If the voters looked solely at WAR, Trout would have many more MVPs in his trophy case. His lone MVP award came in 2014 when the Angels won the AL West by 10 games. If Altuve and Donaldson continue their recent cold streaks, the voters might look to a familiar name even if he is on a bad Angels squad. By many accounts, he is the best player in the game and he has only one MVP award.

When push comes to shove, Dozier will likely get some top-10 and even top-5 votes for the AL MVP. He would need to continue his blistering pace over the last few weeks to make his numbers truly stand apart from the crowd.

Unfortunately, there haven't been many eyes on Minnesota baseball this season and that can only hurt his MVP chances. It's been an historic season for the Twins Brian Dozier but it has been a small ripple in a very big MLB pond.

Where would Dozier be on your AL MVP Ballot? Leave a COMMENT and start the discussion.

Wednesday, September 14, 2016

Is The Buxton Era Beginning?

Photo Credit: Jordan Johnson, USA Today Sports
The Twins' schedule is slowly coming to an end and many fans might be turning away as the losses continue to mount. But while fans are averting their gaze, they could be missing the start of something special on the field.

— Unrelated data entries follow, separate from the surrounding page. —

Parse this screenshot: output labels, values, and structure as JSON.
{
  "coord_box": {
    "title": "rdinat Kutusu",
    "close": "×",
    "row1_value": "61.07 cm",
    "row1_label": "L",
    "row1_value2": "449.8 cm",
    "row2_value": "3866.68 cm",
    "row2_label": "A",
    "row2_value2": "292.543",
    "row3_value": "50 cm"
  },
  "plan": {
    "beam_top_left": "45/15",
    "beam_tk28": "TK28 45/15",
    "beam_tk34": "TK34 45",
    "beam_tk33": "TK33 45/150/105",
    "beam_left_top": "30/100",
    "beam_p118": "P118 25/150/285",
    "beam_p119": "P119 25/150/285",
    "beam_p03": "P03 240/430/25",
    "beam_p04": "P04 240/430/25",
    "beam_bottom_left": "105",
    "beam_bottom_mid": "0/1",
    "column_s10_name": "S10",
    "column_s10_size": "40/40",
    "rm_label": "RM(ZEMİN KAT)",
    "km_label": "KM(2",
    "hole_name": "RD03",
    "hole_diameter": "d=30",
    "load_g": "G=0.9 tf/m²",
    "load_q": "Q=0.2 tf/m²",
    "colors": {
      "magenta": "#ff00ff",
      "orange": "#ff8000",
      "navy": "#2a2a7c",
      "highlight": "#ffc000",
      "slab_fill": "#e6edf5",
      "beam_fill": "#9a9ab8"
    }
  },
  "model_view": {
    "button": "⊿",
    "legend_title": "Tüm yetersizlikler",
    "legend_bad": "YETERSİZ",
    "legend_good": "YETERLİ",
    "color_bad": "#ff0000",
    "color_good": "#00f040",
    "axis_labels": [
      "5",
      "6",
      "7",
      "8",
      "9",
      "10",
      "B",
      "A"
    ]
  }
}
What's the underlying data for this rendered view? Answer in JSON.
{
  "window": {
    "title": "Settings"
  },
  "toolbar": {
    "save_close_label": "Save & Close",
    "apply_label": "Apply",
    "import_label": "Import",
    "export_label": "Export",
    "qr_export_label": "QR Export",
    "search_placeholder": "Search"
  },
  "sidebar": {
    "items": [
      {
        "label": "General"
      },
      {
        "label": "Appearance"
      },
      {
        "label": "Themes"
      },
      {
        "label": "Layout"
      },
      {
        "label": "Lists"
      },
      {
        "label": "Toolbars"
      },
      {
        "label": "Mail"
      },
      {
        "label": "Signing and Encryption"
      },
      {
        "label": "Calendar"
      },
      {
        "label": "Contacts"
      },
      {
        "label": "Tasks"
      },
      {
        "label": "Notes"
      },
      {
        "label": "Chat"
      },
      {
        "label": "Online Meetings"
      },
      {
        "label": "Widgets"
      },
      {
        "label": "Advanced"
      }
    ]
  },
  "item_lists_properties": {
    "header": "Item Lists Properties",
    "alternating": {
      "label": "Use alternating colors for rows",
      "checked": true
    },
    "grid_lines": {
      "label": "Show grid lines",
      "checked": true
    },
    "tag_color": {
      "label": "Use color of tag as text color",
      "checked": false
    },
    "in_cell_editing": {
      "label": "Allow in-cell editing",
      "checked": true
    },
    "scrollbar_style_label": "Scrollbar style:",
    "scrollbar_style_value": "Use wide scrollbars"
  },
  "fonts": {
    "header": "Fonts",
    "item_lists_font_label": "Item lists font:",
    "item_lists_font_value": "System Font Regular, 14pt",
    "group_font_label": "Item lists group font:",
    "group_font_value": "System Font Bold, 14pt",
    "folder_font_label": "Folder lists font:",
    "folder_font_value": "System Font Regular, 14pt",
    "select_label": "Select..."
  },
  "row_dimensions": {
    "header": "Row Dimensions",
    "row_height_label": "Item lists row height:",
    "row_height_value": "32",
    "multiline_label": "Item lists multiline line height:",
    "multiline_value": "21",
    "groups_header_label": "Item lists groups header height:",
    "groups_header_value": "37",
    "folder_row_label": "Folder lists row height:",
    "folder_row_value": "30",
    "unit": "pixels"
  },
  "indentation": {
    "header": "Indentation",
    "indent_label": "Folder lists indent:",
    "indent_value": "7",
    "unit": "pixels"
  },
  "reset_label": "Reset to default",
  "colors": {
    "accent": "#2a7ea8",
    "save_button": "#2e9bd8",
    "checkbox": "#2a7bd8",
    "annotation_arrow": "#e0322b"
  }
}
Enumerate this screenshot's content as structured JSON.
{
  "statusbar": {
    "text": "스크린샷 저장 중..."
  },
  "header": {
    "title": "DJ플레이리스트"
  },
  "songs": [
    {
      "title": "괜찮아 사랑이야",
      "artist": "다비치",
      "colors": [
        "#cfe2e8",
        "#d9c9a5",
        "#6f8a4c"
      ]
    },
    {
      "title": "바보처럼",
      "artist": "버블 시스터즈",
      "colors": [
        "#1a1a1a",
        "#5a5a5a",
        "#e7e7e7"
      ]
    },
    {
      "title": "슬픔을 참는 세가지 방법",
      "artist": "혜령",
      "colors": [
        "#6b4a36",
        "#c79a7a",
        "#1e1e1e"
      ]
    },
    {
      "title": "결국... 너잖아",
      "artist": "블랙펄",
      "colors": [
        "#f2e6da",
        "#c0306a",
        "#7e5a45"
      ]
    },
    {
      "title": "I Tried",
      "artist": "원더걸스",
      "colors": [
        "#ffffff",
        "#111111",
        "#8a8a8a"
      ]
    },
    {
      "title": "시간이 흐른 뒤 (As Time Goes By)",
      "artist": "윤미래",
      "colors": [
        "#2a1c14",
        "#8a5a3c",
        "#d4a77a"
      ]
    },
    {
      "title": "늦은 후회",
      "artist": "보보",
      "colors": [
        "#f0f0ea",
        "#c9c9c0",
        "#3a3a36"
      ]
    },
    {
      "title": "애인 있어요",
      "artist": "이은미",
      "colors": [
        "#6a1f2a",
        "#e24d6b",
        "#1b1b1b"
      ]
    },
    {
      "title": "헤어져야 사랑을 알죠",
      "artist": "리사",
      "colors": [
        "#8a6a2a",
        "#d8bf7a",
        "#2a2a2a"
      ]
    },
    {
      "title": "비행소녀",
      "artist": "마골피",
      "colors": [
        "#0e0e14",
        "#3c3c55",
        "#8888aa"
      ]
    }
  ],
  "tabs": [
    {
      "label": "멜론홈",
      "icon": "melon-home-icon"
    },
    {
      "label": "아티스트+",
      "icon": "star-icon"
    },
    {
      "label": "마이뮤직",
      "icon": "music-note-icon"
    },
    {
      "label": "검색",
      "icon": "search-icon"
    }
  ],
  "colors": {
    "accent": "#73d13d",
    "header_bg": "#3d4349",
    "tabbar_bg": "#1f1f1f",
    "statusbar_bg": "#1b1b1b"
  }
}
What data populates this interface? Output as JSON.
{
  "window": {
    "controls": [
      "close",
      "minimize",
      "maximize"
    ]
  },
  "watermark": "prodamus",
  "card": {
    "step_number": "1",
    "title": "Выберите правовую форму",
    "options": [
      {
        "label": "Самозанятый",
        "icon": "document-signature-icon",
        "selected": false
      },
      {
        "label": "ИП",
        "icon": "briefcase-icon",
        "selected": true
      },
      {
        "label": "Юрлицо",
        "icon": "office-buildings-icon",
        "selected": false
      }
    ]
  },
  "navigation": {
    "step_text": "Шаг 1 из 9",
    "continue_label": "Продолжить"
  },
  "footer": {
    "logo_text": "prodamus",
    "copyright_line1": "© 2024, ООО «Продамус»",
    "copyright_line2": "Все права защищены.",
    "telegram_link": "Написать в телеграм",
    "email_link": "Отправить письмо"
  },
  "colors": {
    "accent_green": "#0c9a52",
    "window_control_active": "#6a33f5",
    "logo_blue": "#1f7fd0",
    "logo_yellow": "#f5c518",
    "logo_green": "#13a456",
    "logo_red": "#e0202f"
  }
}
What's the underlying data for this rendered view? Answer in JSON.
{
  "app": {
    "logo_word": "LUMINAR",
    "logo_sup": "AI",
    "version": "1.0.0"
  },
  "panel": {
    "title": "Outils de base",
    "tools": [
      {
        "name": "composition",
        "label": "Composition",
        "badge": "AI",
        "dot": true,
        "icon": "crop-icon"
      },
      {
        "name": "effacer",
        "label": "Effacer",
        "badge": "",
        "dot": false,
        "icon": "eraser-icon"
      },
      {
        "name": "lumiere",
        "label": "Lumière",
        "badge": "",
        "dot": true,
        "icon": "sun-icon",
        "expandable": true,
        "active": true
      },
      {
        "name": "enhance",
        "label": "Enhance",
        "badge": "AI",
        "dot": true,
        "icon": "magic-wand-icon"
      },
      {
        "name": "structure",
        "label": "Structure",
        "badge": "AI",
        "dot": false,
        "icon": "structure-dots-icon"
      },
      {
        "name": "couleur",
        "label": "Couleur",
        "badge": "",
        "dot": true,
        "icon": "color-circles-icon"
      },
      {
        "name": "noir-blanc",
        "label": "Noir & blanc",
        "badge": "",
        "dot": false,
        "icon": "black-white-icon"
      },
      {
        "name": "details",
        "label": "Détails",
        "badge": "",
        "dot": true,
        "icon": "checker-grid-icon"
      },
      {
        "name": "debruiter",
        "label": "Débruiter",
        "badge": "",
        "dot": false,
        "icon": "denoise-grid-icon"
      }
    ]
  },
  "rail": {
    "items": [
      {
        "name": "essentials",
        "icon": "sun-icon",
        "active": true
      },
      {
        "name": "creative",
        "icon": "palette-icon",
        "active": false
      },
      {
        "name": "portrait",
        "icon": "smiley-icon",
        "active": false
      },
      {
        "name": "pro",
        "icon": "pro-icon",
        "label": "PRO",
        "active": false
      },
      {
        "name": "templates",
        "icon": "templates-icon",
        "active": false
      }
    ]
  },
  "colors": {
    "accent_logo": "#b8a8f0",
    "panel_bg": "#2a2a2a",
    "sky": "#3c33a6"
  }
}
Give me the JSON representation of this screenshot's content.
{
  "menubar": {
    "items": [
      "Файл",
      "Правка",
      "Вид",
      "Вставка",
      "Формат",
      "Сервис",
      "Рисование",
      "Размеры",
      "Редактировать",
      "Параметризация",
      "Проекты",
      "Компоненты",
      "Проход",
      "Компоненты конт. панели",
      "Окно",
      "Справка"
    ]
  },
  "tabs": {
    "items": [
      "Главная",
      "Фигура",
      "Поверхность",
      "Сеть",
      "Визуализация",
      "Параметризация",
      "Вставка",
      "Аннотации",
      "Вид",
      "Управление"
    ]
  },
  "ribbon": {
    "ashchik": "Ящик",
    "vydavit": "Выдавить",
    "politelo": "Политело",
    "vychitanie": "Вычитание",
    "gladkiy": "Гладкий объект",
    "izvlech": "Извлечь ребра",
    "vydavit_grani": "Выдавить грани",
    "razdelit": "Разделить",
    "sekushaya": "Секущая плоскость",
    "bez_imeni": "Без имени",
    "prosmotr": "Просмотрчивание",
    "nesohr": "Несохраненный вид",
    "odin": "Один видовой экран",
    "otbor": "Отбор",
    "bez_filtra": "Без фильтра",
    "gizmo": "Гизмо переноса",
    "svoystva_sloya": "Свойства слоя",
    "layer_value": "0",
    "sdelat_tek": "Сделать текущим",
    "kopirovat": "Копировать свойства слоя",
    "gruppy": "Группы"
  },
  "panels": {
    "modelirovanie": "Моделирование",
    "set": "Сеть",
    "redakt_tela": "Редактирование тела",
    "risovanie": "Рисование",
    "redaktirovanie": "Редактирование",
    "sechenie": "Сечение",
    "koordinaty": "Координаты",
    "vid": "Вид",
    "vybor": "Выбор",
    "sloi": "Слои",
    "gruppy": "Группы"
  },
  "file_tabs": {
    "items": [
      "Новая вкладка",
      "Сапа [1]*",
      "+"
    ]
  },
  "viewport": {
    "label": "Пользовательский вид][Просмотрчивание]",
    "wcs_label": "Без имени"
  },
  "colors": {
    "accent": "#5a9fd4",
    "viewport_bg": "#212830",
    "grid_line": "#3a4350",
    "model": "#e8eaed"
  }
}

After struggling through his first 100+ games, Byron Buxton might finally be putting together all the skills that made him one of baseball's best prospects. Is the Buxton Era beginning in Minnesota? 

Being able to adjust to pitching at baseball's highest level can be one of the toughest challenges. When the Twins drafted Buxton, a concern surrounding him was the fact that he played his entire amateur career in rural Georgia. Even with this background, he showed few hitting concerns as he moved through the Twins system. 

Buxton has dominated the upper levels of the minor leagues over parts of the last two seasons. In 2015, he hit .305/.367/.500 at Double-A and Triple-A. The 2016 season has been even better as his Triple-A OPS is up to .927 while hitting double digit home runs at a level for only the second time in career. All the signs were there but the transition to baseball's highest level wasn't smooth. 

Through his first 109 games, Buxton batted .199/.248/.319 while positing a 34.8% K%. Pitchers were overpowering him at the plate. There were sprinkles of positive signs but the overall numbers don't lie. Something had to change with the 22-year old uber prospect and maybe he finally found the cure for his big league blues. 

One of the biggest changes for Buxton this season might be the return of his leg kick. Minnesota tried to have Buxton cut back on this movement after drafting him. According to FanGraphs, the Twins organization has a "front foot down early" hitting approach. At the beginning of this season his leg kick wasn't there but throughout this season his leg kick has reemerged. 

Since being recalled on September 1, Buxton has looked like he might finally be hitting his stride at the big league level. Entering play on Wednesday, Buxton has gone 15-for-43 with five home runs and four doubles in his last 12 games. Obviously this isn't a huge sample size but the Twins are searching for small rays of hope during this mess of a season. 

It may be too early to declare the official start of the Byron Buxton era but he is certainly one of many reasons to watch the Twins as the season winds to a close. Minnesota's future is tied to Buxton's success. He will need to continue to make adjustments but we could be on the cusp of a new era for the Twins.